There is little work that has been done in this space and this is a tragic thing. For example, it is common for grandmothers to accept trans grandchildren even as mothers, fathers, sisters, and brothers reject them. This is not because Nana is from an older and more humane time, rather, this is because first-kin relationships are simply more gendered than second-kin relationships. It’s more important to your dad that you’re a boy than it is to your grandma that you’re her grandson. Even a little work raising awareness on this, for trans people and cis people, would be helpful. It’s also important for parents and expecting parents to consider that their child might transition. This is one of the few issues where raising awareness might actually make a difference, for it may facilitate acceptance.
This is just one example.

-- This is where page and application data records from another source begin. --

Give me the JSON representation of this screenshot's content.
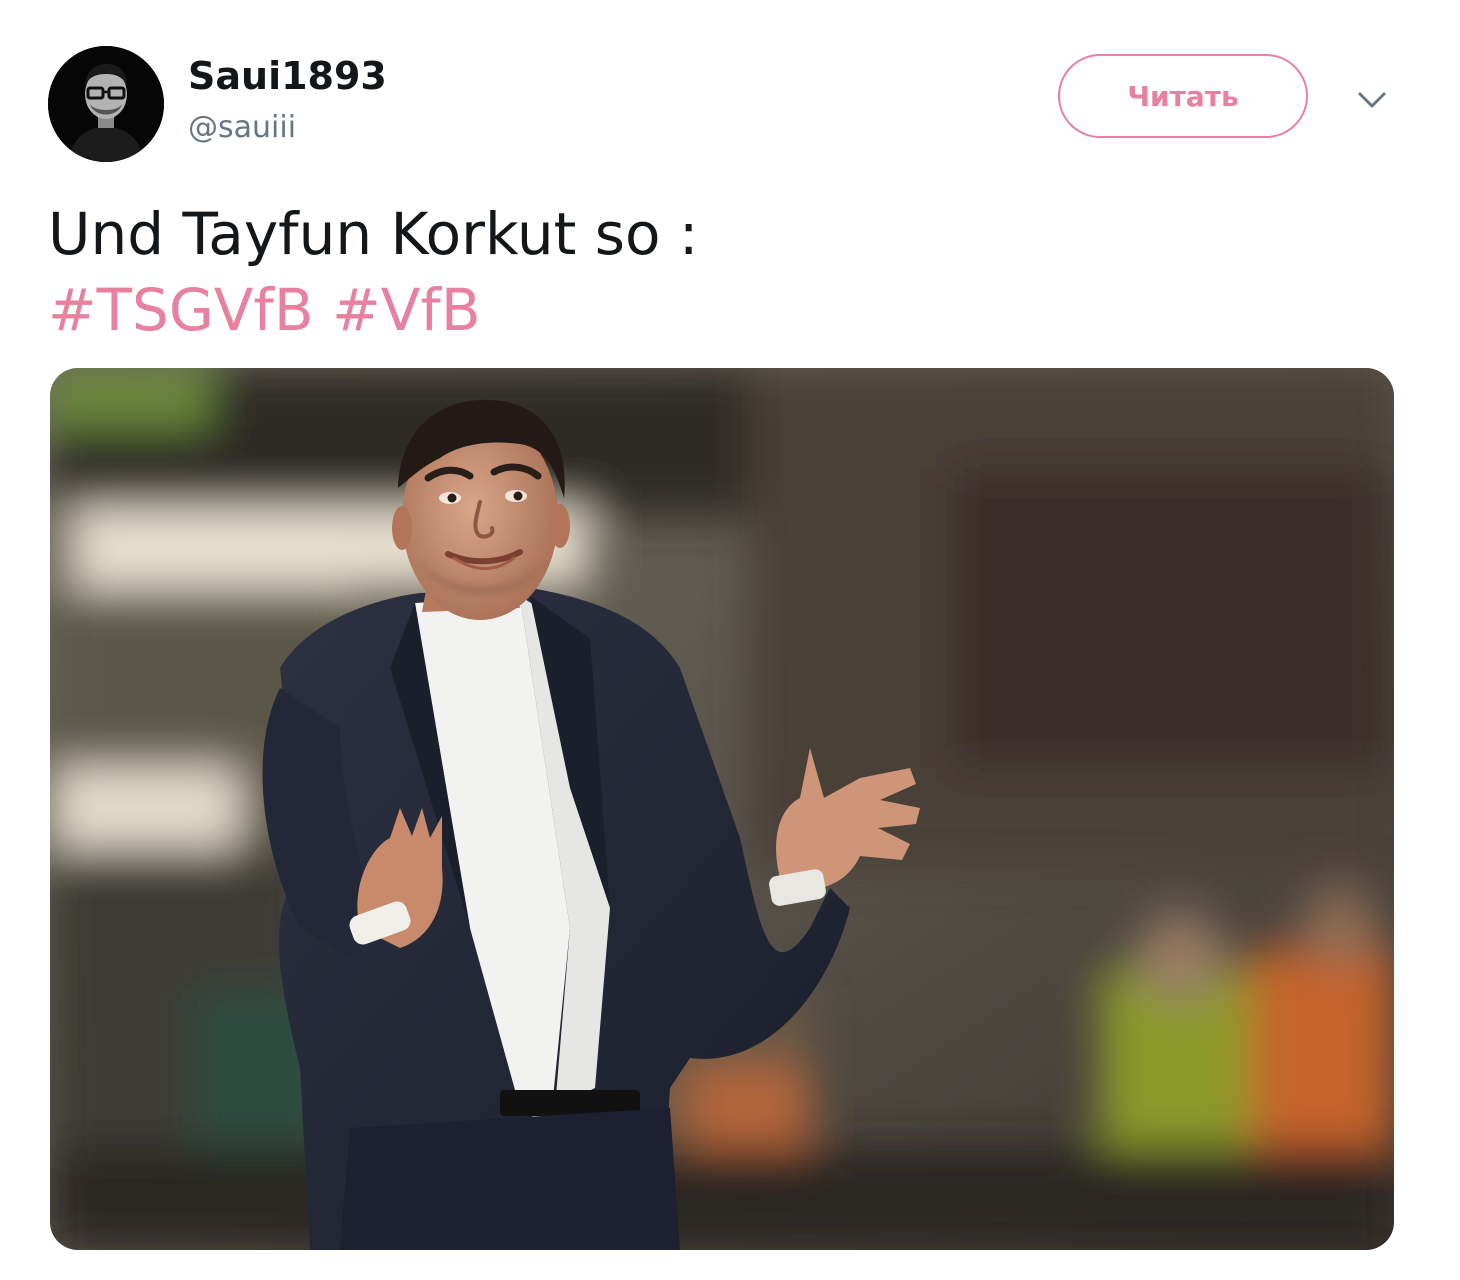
{
  "user": {
    "display_name": "Saui1893",
    "handle": "@sauiii"
  },
  "follow_button": {
    "label": "Читать"
  },
  "tweet": {
    "text": "Und Tayfun Korkut so :",
    "hashtags": [
      "#TSGVfB",
      "#VfB"
    ]
  },
  "colors": {
    "accent": "#e8819f",
    "text": "#14171a",
    "secondary_text": "#657786"
  },
  "icons": {
    "more": "chevron-down-icon"
  }
}
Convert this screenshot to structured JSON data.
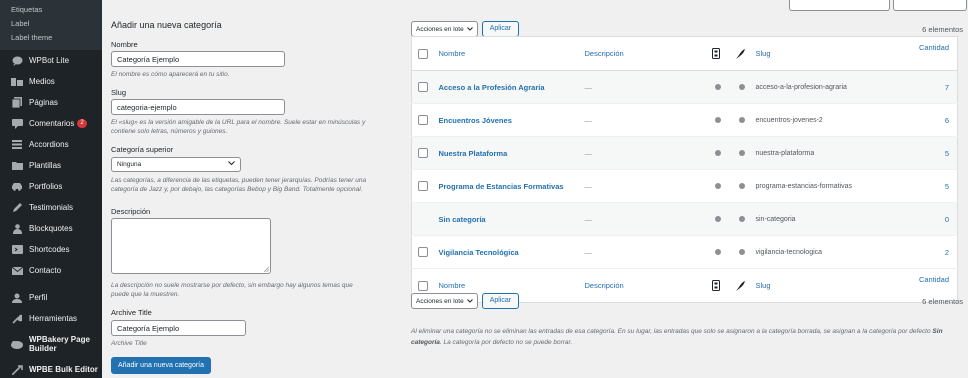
{
  "sidebar": {
    "subitems": [
      "Etiquetas",
      "Label",
      "Label theme"
    ],
    "items": [
      {
        "label": "WPBot Lite",
        "icon": "chat-bubble-icon"
      },
      {
        "label": "Medios",
        "icon": "media-icon"
      },
      {
        "label": "Páginas",
        "icon": "pages-icon"
      },
      {
        "label": "Comentarios",
        "icon": "comments-icon",
        "badge": "2"
      },
      {
        "label": "Accordions",
        "icon": "accordion-icon"
      },
      {
        "label": "Plantillas",
        "icon": "folder-icon"
      },
      {
        "label": "Portfolios",
        "icon": "car-icon"
      },
      {
        "label": "Testimonials",
        "icon": "quote-pen-icon"
      },
      {
        "label": "Blockquotes",
        "icon": "people-icon"
      },
      {
        "label": "Shortcodes",
        "icon": "shortcode-icon"
      },
      {
        "label": "Contacto",
        "icon": "mail-icon"
      },
      {
        "label": "Perfil",
        "icon": "user-icon"
      },
      {
        "label": "Herramientas",
        "icon": "wrench-icon"
      },
      {
        "label": "WPBakery Page Builder",
        "icon": "bakery-icon"
      },
      {
        "label": "WPBE Bulk Editor",
        "icon": "edit-arrow-icon"
      }
    ]
  },
  "form": {
    "title": "Añadir una nueva categoría",
    "name_label": "Nombre",
    "name_value": "Categoría Ejemplo",
    "name_help": "El nombre es cómo aparecerá en tu sitio.",
    "slug_label": "Slug",
    "slug_value": "categoria-ejemplo",
    "slug_help": "El «slug» es la versión amigable de la URL para el nombre. Suele estar en minúsculas y contiene solo letras, números y guiones.",
    "parent_label": "Categoría superior",
    "parent_value": "Ninguna",
    "parent_help": "Las categorías, a diferencia de las etiquetas, pueden tener jerarquías. Podrías tener una categoría de Jazz y, por debajo, las categorías Bebop y Big Band. Totalmente opcional.",
    "desc_label": "Descripción",
    "desc_help": "La descripción no suele mostrarse por defecto, sin embargo hay algunos temas que puede que la muestren.",
    "archive_label": "Archive Title",
    "archive_value": "Categoría Ejemplo",
    "archive_help": "Archive Title",
    "submit": "Añadir una nueva categoría"
  },
  "table": {
    "bulk_label": "Acciones en lote",
    "apply_label": "Aplicar",
    "count": "6 elementos",
    "columns": {
      "name": "Nombre",
      "description": "Descripción",
      "slug": "Slug",
      "count": "Cantidad"
    },
    "rows": [
      {
        "name": "Acceso a la Profesión Agraria",
        "description": "—",
        "slug": "acceso-a-la-profesion-agraria",
        "count": "7",
        "checkbox": true
      },
      {
        "name": "Encuentros Jóvenes",
        "description": "—",
        "slug": "encuentros-jovenes-2",
        "count": "6",
        "checkbox": true
      },
      {
        "name": "Nuestra Plataforma",
        "description": "—",
        "slug": "nuestra-plataforma",
        "count": "5",
        "checkbox": true
      },
      {
        "name": "Programa de Estancias Formativas",
        "description": "—",
        "slug": "programa-estancias-formativas",
        "count": "5",
        "checkbox": true
      },
      {
        "name": "Sin categoría",
        "description": "—",
        "slug": "sin-categoria",
        "count": "0",
        "checkbox": false
      },
      {
        "name": "Vigilancia Tecnológica",
        "description": "—",
        "slug": "vigilancia-tecnologica",
        "count": "2",
        "checkbox": true
      }
    ],
    "note_part1": "Al eliminar una categoría no se eliminan las entradas de esa categoría. En su lugar, las entradas que solo se asignaron a la categoría borrada, se asignan a la categoría por defecto ",
    "note_bold": "Sin categoría",
    "note_part2": ". La categoría por defecto no se puede borrar."
  },
  "colors": {
    "accent": "#2271b1",
    "sidebar": "#1d2327",
    "badge": "#d63638"
  }
}
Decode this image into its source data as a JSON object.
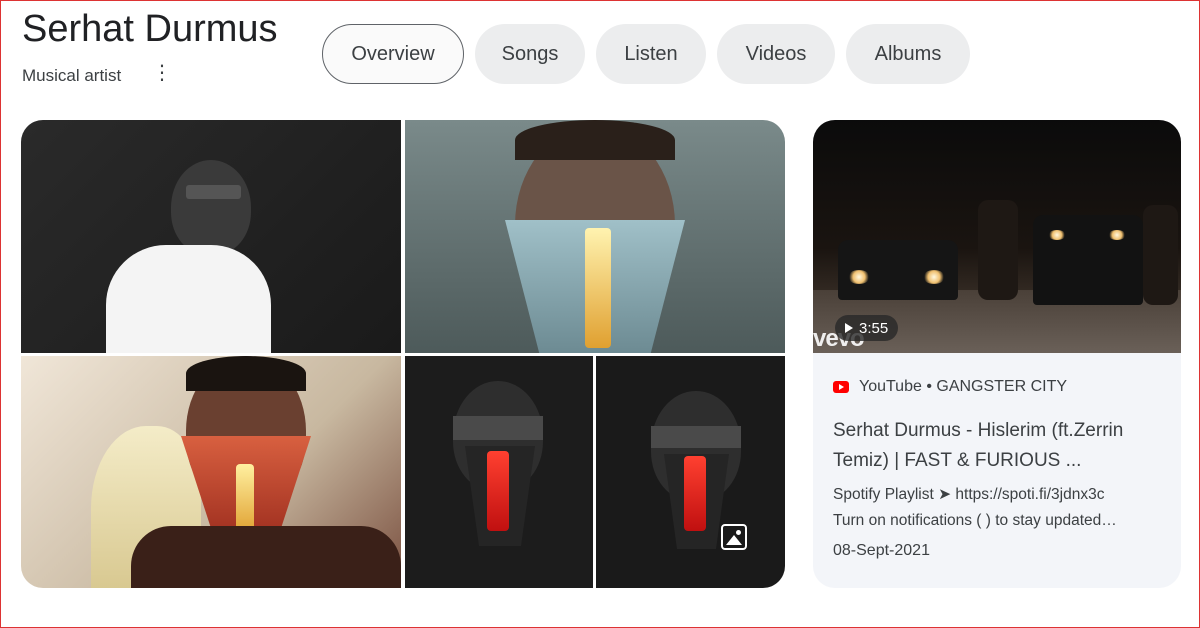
{
  "artist": {
    "name": "Serhat Durmus",
    "type": "Musical artist"
  },
  "tabs": [
    {
      "label": "Overview",
      "active": true
    },
    {
      "label": "Songs",
      "active": false
    },
    {
      "label": "Listen",
      "active": false
    },
    {
      "label": "Videos",
      "active": false
    },
    {
      "label": "Albums",
      "active": false
    }
  ],
  "video": {
    "duration": "3:55",
    "watermark": "vevo",
    "source": "YouTube • GANGSTER CITY",
    "title": "Serhat Durmus - Hislerim (ft.Zerrin Temiz) | FAST & FURIOUS ...",
    "description_line1": "Spotify Playlist ➤ https://spoti.fi/3jdnx3c",
    "description_line2": "Turn on notifications ( ) to stay updated…",
    "date": "08-Sept-2021"
  },
  "icons": {
    "more": "more-vert-icon",
    "image": "image-icon",
    "youtube": "youtube-icon",
    "play": "play-icon"
  },
  "colors": {
    "tab_bg": "#ecedee",
    "card_bg": "#f3f5f9",
    "youtube_red": "#ff0000"
  }
}
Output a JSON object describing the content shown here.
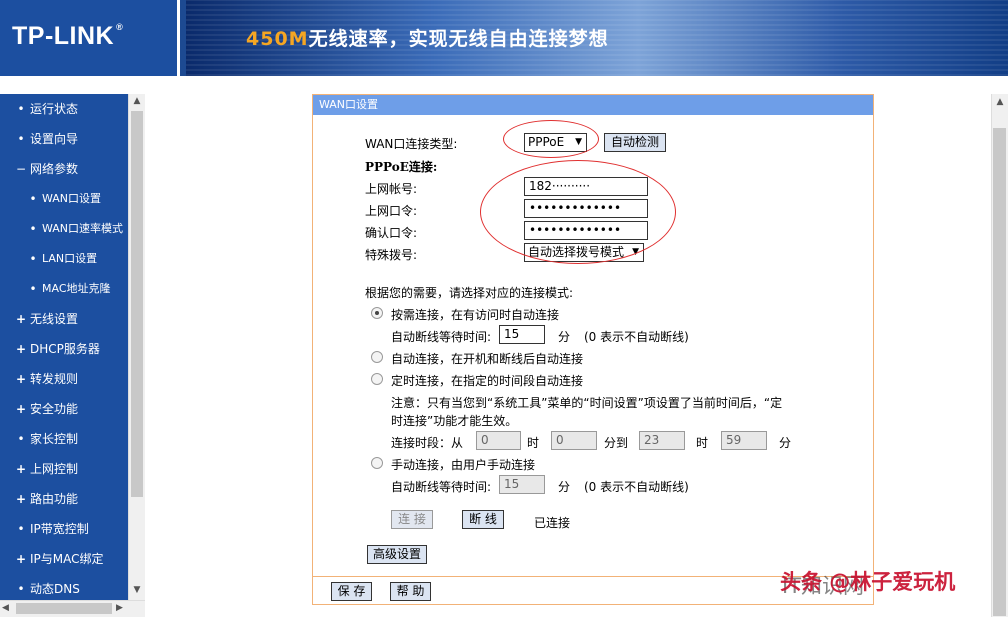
{
  "header": {
    "logo": "TP-LINK",
    "logo_reg": "®",
    "slogan_highlight": "450M",
    "slogan_rest": "无线速率，实现无线自由连接梦想"
  },
  "sidebar": {
    "items": [
      {
        "label": "运行状态",
        "bullet": "•",
        "sub": false
      },
      {
        "label": "设置向导",
        "bullet": "•",
        "sub": false
      },
      {
        "label": "网络参数",
        "bullet": "−",
        "sub": false
      },
      {
        "label": "WAN口设置",
        "bullet": "•",
        "sub": true
      },
      {
        "label": "WAN口速率模式",
        "bullet": "•",
        "sub": true
      },
      {
        "label": "LAN口设置",
        "bullet": "•",
        "sub": true
      },
      {
        "label": "MAC地址克隆",
        "bullet": "•",
        "sub": true
      },
      {
        "label": "无线设置",
        "bullet": "+",
        "sub": false
      },
      {
        "label": "DHCP服务器",
        "bullet": "+",
        "sub": false
      },
      {
        "label": "转发规则",
        "bullet": "+",
        "sub": false
      },
      {
        "label": "安全功能",
        "bullet": "+",
        "sub": false
      },
      {
        "label": "家长控制",
        "bullet": "•",
        "sub": false
      },
      {
        "label": "上网控制",
        "bullet": "+",
        "sub": false
      },
      {
        "label": "路由功能",
        "bullet": "+",
        "sub": false
      },
      {
        "label": "IP带宽控制",
        "bullet": "•",
        "sub": false
      },
      {
        "label": "IP与MAC绑定",
        "bullet": "+",
        "sub": false
      },
      {
        "label": "动态DNS",
        "bullet": "•",
        "sub": false
      }
    ]
  },
  "panel": {
    "title": "WAN口设置",
    "wan_type_label": "WAN口连接类型:",
    "wan_type_value": "PPPoE",
    "auto_detect_button": "自动检测",
    "pppoe_section": "PPPoE连接:",
    "account_label": "上网帐号:",
    "account_value": "182··········",
    "password_label": "上网口令:",
    "password_value": "•••••••••••••",
    "confirm_label": "确认口令:",
    "confirm_value": "•••••••••••••",
    "dial_label": "特殊拨号:",
    "dial_value": "自动选择拨号模式",
    "mode_prompt": "根据您的需要，请选择对应的连接模式:",
    "mode_on_demand": "按需连接，在有访问时自动连接",
    "idle_wait_label": "自动断线等待时间:",
    "idle_wait_value": "15",
    "idle_wait_unit": "分",
    "idle_wait_hint": "(0 表示不自动断线)",
    "mode_auto": "自动连接，在开机和断线后自动连接",
    "mode_timed": "定时连接，在指定的时间段自动连接",
    "timed_note_1": "注意：只有当您到“系统工具”菜单的“时间设置”项设置了当前时间后，“定",
    "timed_note_2": "时连接”功能才能生效。",
    "period_label": "连接时段：从",
    "period_from_h": "0",
    "hour_unit": "时",
    "period_from_m": "0",
    "minute_to": "分到",
    "period_to_h": "23",
    "period_to_m": "59",
    "minute_unit": "分",
    "mode_manual": "手动连接，由用户手动连接",
    "idle_wait2_label": "自动断线等待时间:",
    "idle_wait2_value": "15",
    "idle_wait2_unit": "分",
    "idle_wait2_hint": "(0 表示不自动断线)",
    "connect_button": "连 接",
    "disconnect_button": "断 线",
    "status": "已连接",
    "advanced_button": "高级设置",
    "save_button": "保 存",
    "help_button": "帮 助"
  },
  "watermark": "头条 @林子爱玩机",
  "watermark2": "IT知识网"
}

There are many more I could give.
While on the metro one Tuesday afternoon, coming home from my partner’s place, I sat down and moved my bag from next to me to below my metro seat. A man, who was going to sit on the chair left of me, thought I was moving my bag for him and sat down next to me and started making small talk. For the next eight stops, he got closer and closer, finally leaning into me and touching me with his arm and feet. His arm was resting on my thigh and his feet were next to mine. He pressed himself onto me more as the metro ride went on. Buildings went by and his hot breath got closer.
After I blamed myself for wearing a crop top on a sunny day. I was terrified because as a trans woman, the discovery that I am transgender would nearly ensure physical assault. Men get mad when women are not cis. I learned another time on the metro that when men are mad they hit you. Sometimes they rape you.
I hate writing about trans things. But this article was not about trans things, this article was really about cis people, especially cis men, and how they relate to us. This article was not just for men, but the audience will probably mostly be men. Boys, you should understand trans things, but not the social construction of gender. Maybe understand that some people want to be a wife someday or think that being a boy would make them happy. Consider someday that if you have a kid they might transition. Think about this as a story of searching for happiness and nothing more. The why of transgender things is not as important as the how of living while trans, and right now, that how is very hard.
You though can help. You don’t need pronouns in your Twitter bio or to think that the people that brought us the drone war in Yemen are LGBTQ allies. What you can do, is learn that you do not have to look away. You don’t have to be the man in the metro tunnel who let me get hit and said nothing, while cameras limply recorded a crouching woman, quite afraid, in pretty yellow heels.